RECORDS FOR THIS EXERCISE
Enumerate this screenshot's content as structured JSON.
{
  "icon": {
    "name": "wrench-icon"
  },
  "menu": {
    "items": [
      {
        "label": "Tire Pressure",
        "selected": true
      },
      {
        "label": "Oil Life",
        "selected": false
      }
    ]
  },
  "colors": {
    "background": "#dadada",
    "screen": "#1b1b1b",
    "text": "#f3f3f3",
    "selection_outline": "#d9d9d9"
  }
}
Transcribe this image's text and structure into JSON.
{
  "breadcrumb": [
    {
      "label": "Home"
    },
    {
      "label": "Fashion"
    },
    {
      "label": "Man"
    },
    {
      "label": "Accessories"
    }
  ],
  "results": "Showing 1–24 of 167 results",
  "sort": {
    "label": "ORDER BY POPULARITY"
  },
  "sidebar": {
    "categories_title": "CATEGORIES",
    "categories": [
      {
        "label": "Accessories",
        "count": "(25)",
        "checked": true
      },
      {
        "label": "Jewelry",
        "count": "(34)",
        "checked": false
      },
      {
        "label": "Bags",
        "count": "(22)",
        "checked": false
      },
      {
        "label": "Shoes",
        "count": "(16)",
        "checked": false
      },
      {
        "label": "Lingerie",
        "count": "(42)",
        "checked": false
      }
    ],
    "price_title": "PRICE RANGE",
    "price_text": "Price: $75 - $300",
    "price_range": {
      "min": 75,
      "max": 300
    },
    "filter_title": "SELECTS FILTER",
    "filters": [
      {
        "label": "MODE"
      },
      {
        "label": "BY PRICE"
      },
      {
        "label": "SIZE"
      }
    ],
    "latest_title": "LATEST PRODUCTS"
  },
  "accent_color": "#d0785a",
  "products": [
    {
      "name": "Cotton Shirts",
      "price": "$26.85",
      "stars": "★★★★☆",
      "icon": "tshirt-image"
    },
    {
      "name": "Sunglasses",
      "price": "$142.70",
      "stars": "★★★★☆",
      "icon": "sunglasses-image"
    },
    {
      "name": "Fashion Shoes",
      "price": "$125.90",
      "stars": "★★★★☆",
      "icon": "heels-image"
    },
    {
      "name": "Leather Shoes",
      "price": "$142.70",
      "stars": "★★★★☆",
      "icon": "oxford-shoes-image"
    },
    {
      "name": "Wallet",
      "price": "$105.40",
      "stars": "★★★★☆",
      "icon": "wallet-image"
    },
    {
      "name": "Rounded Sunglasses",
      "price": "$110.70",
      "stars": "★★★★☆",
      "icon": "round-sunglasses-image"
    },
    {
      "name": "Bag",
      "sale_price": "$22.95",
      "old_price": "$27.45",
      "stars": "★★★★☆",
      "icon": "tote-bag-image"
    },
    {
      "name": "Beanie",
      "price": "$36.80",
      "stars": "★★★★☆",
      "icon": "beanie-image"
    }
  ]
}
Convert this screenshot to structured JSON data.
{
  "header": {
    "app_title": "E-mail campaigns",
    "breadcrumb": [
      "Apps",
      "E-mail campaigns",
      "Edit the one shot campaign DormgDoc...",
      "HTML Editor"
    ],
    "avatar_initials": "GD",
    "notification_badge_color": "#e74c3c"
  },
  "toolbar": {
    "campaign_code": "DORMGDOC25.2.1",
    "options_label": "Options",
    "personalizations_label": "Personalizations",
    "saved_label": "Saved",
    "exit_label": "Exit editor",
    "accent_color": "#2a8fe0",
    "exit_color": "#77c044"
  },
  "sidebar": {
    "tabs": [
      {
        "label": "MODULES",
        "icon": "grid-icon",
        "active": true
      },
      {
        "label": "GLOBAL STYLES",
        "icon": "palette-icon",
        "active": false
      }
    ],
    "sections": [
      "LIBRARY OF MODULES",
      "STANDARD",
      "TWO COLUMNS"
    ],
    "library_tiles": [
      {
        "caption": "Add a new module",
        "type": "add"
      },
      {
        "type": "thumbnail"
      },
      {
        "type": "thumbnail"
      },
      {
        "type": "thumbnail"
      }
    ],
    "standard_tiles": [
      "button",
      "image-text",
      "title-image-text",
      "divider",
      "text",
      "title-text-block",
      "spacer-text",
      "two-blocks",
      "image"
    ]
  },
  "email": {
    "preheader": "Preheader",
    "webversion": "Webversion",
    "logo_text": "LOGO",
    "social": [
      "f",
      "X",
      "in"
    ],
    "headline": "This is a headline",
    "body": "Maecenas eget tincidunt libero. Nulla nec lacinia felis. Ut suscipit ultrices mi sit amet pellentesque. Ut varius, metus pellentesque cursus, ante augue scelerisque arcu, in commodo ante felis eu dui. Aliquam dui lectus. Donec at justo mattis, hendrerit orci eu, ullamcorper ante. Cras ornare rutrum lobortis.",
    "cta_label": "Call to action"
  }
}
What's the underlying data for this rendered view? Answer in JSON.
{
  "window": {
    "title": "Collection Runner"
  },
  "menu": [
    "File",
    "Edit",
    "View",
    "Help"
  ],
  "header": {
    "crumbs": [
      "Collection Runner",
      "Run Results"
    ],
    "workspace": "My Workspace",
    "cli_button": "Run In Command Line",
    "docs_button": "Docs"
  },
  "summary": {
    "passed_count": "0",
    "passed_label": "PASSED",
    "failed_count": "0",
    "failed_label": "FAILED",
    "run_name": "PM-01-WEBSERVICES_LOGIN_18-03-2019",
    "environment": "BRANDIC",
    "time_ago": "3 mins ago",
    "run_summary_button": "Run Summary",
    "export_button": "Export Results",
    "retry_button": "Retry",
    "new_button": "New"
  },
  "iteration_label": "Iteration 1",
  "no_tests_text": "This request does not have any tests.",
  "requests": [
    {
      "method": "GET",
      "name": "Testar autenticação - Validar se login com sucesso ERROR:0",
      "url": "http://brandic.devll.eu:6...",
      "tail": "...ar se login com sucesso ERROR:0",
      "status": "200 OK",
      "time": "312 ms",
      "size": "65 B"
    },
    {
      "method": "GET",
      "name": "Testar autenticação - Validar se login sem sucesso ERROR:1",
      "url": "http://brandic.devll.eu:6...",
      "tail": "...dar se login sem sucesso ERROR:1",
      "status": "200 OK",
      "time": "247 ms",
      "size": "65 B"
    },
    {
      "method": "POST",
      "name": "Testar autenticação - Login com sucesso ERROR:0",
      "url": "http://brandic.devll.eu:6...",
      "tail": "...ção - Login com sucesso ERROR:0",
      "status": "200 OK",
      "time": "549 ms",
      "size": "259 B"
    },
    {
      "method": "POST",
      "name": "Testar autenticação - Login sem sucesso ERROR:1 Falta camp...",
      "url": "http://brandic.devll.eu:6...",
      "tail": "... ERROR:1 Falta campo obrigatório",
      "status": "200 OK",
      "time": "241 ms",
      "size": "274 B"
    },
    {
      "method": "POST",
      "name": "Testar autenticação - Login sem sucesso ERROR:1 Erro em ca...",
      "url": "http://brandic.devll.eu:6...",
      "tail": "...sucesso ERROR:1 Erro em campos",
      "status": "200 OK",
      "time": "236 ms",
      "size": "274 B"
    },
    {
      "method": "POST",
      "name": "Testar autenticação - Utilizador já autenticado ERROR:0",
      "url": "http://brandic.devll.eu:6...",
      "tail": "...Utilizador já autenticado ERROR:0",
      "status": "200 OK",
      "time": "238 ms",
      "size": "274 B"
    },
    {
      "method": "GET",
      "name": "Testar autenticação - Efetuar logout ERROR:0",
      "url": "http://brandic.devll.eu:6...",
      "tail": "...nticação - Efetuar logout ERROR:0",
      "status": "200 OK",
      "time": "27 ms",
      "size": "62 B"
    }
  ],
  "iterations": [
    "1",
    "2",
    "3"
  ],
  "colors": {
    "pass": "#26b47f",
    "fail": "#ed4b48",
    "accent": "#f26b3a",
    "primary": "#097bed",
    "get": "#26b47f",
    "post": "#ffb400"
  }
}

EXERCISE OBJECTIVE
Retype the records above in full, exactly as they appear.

WRITTEN SOLUTION
Enumerate this screenshot's content as structured JSON.
{
  "icon": {
    "name": "wrench-icon"
  },
  "menu": {
    "items": [
      {
        "label": "Tire Pressure",
        "selected": true
      },
      {
        "label": "Oil Life",
        "selected": false
      }
    ]
  },
  "colors": {
    "background": "#dadada",
    "screen": "#1b1b1b",
    "text": "#f3f3f3",
    "selection_outline": "#d9d9d9"
  }
}
Transcribe this image's text and structure into JSON.
{
  "breadcrumb": [
    {
      "label": "Home"
    },
    {
      "label": "Fashion"
    },
    {
      "label": "Man"
    },
    {
      "label": "Accessories"
    }
  ],
  "results": "Showing 1–24 of 167 results",
  "sort": {
    "label": "ORDER BY POPULARITY"
  },
  "sidebar": {
    "categories_title": "CATEGORIES",
    "categories": [
      {
        "label": "Accessories",
        "count": "(25)",
        "checked": true
      },
      {
        "label": "Jewelry",
        "count": "(34)",
        "checked": false
      },
      {
        "label": "Bags",
        "count": "(22)",
        "checked": false
      },
      {
        "label": "Shoes",
        "count": "(16)",
        "checked": false
      },
      {
        "label": "Lingerie",
        "count": "(42)",
        "checked": false
      }
    ],
    "price_title": "PRICE RANGE",
    "price_text": "Price: $75 - $300",
    "price_range": {
      "min": 75,
      "max": 300
    },
    "filter_title": "SELECTS FILTER",
    "filters": [
      {
        "label": "MODE"
      },
      {
        "label": "BY PRICE"
      },
      {
        "label": "SIZE"
      }
    ],
    "latest_title": "LATEST PRODUCTS"
  },
  "accent_color": "#d0785a",
  "products": [
    {
      "name": "Cotton Shirts",
      "price": "$26.85",
      "stars": "★★★★☆",
      "icon": "tshirt-image"
    },
    {
      "name": "Sunglasses",
      "price": "$142.70",
      "stars": "★★★★☆",
      "icon": "sunglasses-image"
    },
    {
      "name": "Fashion Shoes",
      "price": "$125.90",
      "stars": "★★★★☆",
      "icon": "heels-image"
    },
    {
      "name": "Leather Shoes",
      "price": "$142.70",
      "stars": "★★★★☆",
      "icon": "oxford-shoes-image"
    },
    {
      "name": "Wallet",
      "price": "$105.40",
      "stars": "★★★★☆",
      "icon": "wallet-image"
    },
    {
      "name": "Rounded Sunglasses",
      "price": "$110.70",
      "stars": "★★★★☆",
      "icon": "round-sunglasses-image"
    },
    {
      "name": "Bag",
      "sale_price": "$22.95",
      "old_price": "$27.45",
      "stars": "★★★★☆",
      "icon": "tote-bag-image"
    },
    {
      "name": "Beanie",
      "price": "$36.80",
      "stars": "★★★★☆",
      "icon": "beanie-image"
    }
  ]
}
Convert this screenshot to structured JSON data.
{
  "header": {
    "app_title": "E-mail campaigns",
    "breadcrumb": [
      "Apps",
      "E-mail campaigns",
      "Edit the one shot campaign DormgDoc...",
      "HTML Editor"
    ],
    "avatar_initials": "GD",
    "notification_badge_color": "#e74c3c"
  },
  "toolbar": {
    "campaign_code": "DORMGDOC25.2.1",
    "options_label": "Options",
    "personalizations_label": "Personalizations",
    "saved_label": "Saved",
    "exit_label": "Exit editor",
    "accent_color": "#2a8fe0",
    "exit_color": "#77c044"
  },
  "sidebar": {
    "tabs": [
      {
        "label": "MODULES",
        "icon": "grid-icon",
        "active": true
      },
      {
        "label": "GLOBAL STYLES",
        "icon": "palette-icon",
        "active": false
      }
    ],
    "sections": [
      "LIBRARY OF MODULES",
      "STANDARD",
      "TWO COLUMNS"
    ],
    "library_tiles": [
      {
        "caption": "Add a new module",
        "type": "add"
      },
      {
        "type": "thumbnail"
      },
      {
        "type": "thumbnail"
      },
      {
        "type": "thumbnail"
      }
    ],
    "standard_tiles": [
      "button",
      "image-text",
      "title-image-text",
      "divider",
      "text",
      "title-text-block",
      "spacer-text",
      "two-blocks",
      "image"
    ]
  },
  "email": {
    "preheader": "Preheader",
    "webversion": "Webversion",
    "logo_text": "LOGO",
    "social": [
      "f",
      "X",
      "in"
    ],
    "headline": "This is a headline",
    "body": "Maecenas eget tincidunt libero. Nulla nec lacinia felis. Ut suscipit ultrices mi sit amet pellentesque. Ut varius, metus pellentesque cursus, ante augue scelerisque arcu, in commodo ante felis eu dui. Aliquam dui lectus. Donec at justo mattis, hendrerit orci eu, ullamcorper ante. Cras ornare rutrum lobortis.",
    "cta_label": "Call to action"
  }
}
What's the underlying data for this rendered view? Answer in JSON.
{
  "window": {
    "title": "Collection Runner"
  },
  "menu": [
    "File",
    "Edit",
    "View",
    "Help"
  ],
  "header": {
    "crumbs": [
      "Collection Runner",
      "Run Results"
    ],
    "workspace": "My Workspace",
    "cli_button": "Run In Command Line",
    "docs_button": "Docs"
  },
  "summary": {
    "passed_count": "0",
    "passed_label": "PASSED",
    "failed_count": "0",
    "failed_label": "FAILED",
    "run_name": "PM-01-WEBSERVICES_LOGIN_18-03-2019",
    "environment": "BRANDIC",
    "time_ago": "3 mins ago",
    "run_summary_button": "Run Summary",
    "export_button": "Export Results",
    "retry_button": "Retry",
    "new_button": "New"
  },
  "iteration_label": "Iteration 1",
  "no_tests_text": "This request does not have any tests.",
  "requests": [
    {
      "method": "GET",
      "name": "Testar autenticação - Validar se login com sucesso ERROR:0",
      "url": "http://brandic.devll.eu:6...",
      "tail": "...ar se login com sucesso ERROR:0",
      "status": "200 OK",
      "time": "312 ms",
      "size": "65 B"
    },
    {
      "method": "GET",
      "name": "Testar autenticação - Validar se login sem sucesso ERROR:1",
      "url": "http://brandic.devll.eu:6...",
      "tail": "...dar se login sem sucesso ERROR:1",
      "status": "200 OK",
      "time": "247 ms",
      "size": "65 B"
    },
    {
      "method": "POST",
      "name": "Testar autenticação - Login com sucesso ERROR:0",
      "url": "http://brandic.devll.eu:6...",
      "tail": "...ção - Login com sucesso ERROR:0",
      "status": "200 OK",
      "time": "549 ms",
      "size": "259 B"
    },
    {
      "method": "POST",
      "name": "Testar autenticação - Login sem sucesso ERROR:1 Falta camp...",
      "url": "http://brandic.devll.eu:6...",
      "tail": "... ERROR:1 Falta campo obrigatório",
      "status": "200 OK",
      "time": "241 ms",
      "size": "274 B"
    },
    {
      "method": "POST",
      "name": "Testar autenticação - Login sem sucesso ERROR:1 Erro em ca...",
      "url": "http://brandic.devll.eu:6...",
      "tail": "...sucesso ERROR:1 Erro em campos",
      "status": "200 OK",
      "time": "236 ms",
      "size": "274 B"
    },
    {
      "method": "POST",
      "name": "Testar autenticação - Utilizador já autenticado ERROR:0",
      "url": "http://brandic.devll.eu:6...",
      "tail": "...Utilizador já autenticado ERROR:0",
      "status": "200 OK",
      "time": "238 ms",
      "size": "274 B"
    },
    {
      "method": "GET",
      "name": "Testar autenticação - Efetuar logout ERROR:0",
      "url": "http://brandic.devll.eu:6...",
      "tail": "...nticação - Efetuar logout ERROR:0",
      "status": "200 OK",
      "time": "27 ms",
      "size": "62 B"
    }
  ],
  "iterations": [
    "1",
    "2",
    "3"
  ],
  "colors": {
    "pass": "#26b47f",
    "fail": "#ed4b48",
    "accent": "#f26b3a",
    "primary": "#097bed",
    "get": "#26b47f",
    "post": "#ffb400"
  }
}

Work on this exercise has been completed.